Iceland heading for “deep economic slump”

Iceland is becoming a consumption-driven economy again, says Vilhjálmur Egilsson.

Iceland is becoming a consumption-driven economy again, says Vilhjálmur Egilsson. Photo: Iceland Monitor/Eggert Jóhannesson

A prominent Icelandic economist has predicted tough economic times ahead for Iceland, with the current tourism boom only going some way towards mitigating the effects.

“There is nothing to prevent a deep economic slump within the next five years,” says Vilhjálmur Egilsson to Icelandic TV station Hringbraut (link in Icelandic). “This will probably hit us in the course of the next government.”

Egilsson is an economist and former Member of Parliament, and is current Rector of Bifröst University.

“In recent years, we have been knowingly adding wood to the fire and backing ourselves into a corner. The only way out is a crash,” he warns ominously.

MORE: Signs of Iceland’s economy overheating

High wage rises are creating a bubble, predicts Egilsson. “The annual rise in the wage index has been in double figures for the past six months in a row, and it looks like this trend will continue.”

Vilhjálmur Egilsson, Rector of Bifröst University.

Vilhjálmur Egilsson, Rector of Bifröst University. Photo: Iceland Monitor/Kristinn Ingvarsson

“Iceland is now returning to a consumption-driven economy and wage rises are outstripping what business can actually deal with ,” he says in his TV interview. “We can now start counting down to the bubble bursting.”

But won’t Iceland be saved by its current epic boom in tourism ?

“The growth in tourism has given Iceland a certain ‘buffer’ when it comes to the economy.

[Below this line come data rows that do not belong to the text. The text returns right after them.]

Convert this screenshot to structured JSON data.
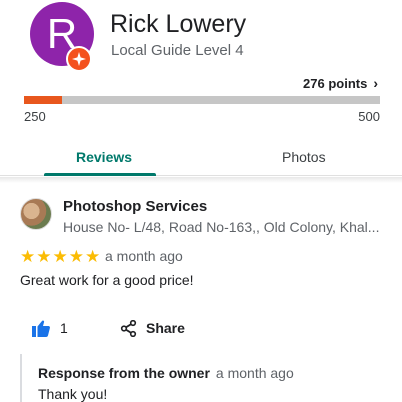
{
  "profile": {
    "initial": "R",
    "name": "Rick Lowery",
    "level": "Local Guide Level 4",
    "points": "276 points",
    "progress_fraction": 0.106,
    "progress_min": "250",
    "progress_max": "500",
    "avatar_color": "#8e24aa",
    "progress_color": "#e8571d"
  },
  "tabs": [
    {
      "label": "Reviews",
      "active": true
    },
    {
      "label": "Photos",
      "active": false
    }
  ],
  "review": {
    "place_name": "Photoshop Services",
    "place_address": "House No- L/48, Road No-163,, Old Colony, Khal...",
    "rating": 5,
    "stars": "★★★★★",
    "date": "a month ago",
    "text": "Great work for a good price!",
    "like_count": "1",
    "share_label": "Share",
    "response_title": "Response from the owner",
    "response_date": "a month ago",
    "response_text": "Thank you!"
  },
  "colors": {
    "accent": "#00796b",
    "star": "#fbbc04"
  }
}
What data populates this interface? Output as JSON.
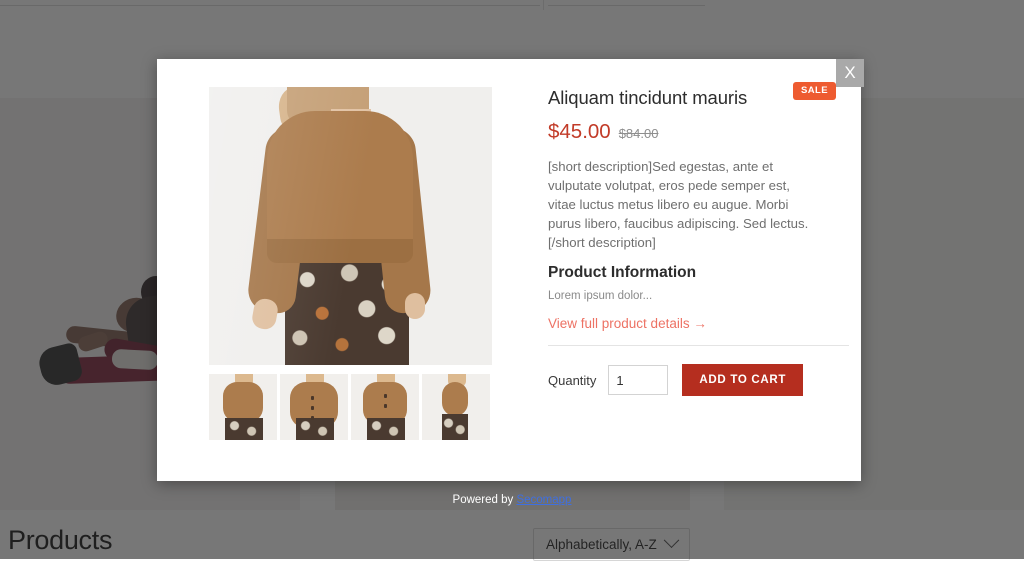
{
  "page": {
    "products_heading": "Products",
    "sort_selected": "Alphabetically, A-Z",
    "sort_options": [
      "Alphabetically, A-Z"
    ]
  },
  "modal": {
    "close_label": "X",
    "sale_badge": "SALE",
    "product_title": "Aliquam tincidunt mauris",
    "price_sale": "$45.00",
    "price_compare": "$84.00",
    "short_description": "[short description]Sed egestas, ante et vulputate volutpat, eros pede semper est, vitae luctus metus libero eu augue. Morbi purus libero, faucibus adipiscing. Sed lectus.[/short description]",
    "info_heading": "Product Information",
    "info_body": "Lorem ipsum dolor...",
    "details_link": "View full product details →",
    "quantity_label": "Quantity",
    "quantity_value": "1",
    "add_to_cart_label": "ADD TO CART",
    "thumbnails": [
      {
        "alt": "camel cardigan side view"
      },
      {
        "alt": "camel cardigan front buttoned"
      },
      {
        "alt": "camel cardigan front open"
      },
      {
        "alt": "camel cardigan full length"
      }
    ],
    "main_image_alt": "camel knit sweater back view with patterned skirt"
  },
  "footer": {
    "powered_prefix": "Powered by ",
    "powered_link": "Secomapp"
  },
  "colors": {
    "sale_badge": "#ee5b30",
    "sale_price": "#c23b28",
    "add_to_cart": "#b52e1f",
    "details_link": "#ed7264",
    "close_button": "#a9a9a9",
    "powered_link": "#3f6fe0",
    "overlay": "rgba(40,40,40,0.63)"
  }
}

But there is a danger that even tourism operators will fail to cope as costs rise and a strengthening króna makes Iceland more expensive for tourists .”

MORE: “Black clouds” for Iceland’s economy

“Looking at the issue, I think it’s likely this ‘buffer’ from tourism will hold out for the next two years, but then we shall see the wage bubble burst – with predictable consequences – within in the next five years.”

“I hope I am wrong,” says Egilsson, “but this really is likely to happen.”




10 °C



9 °C



10 °C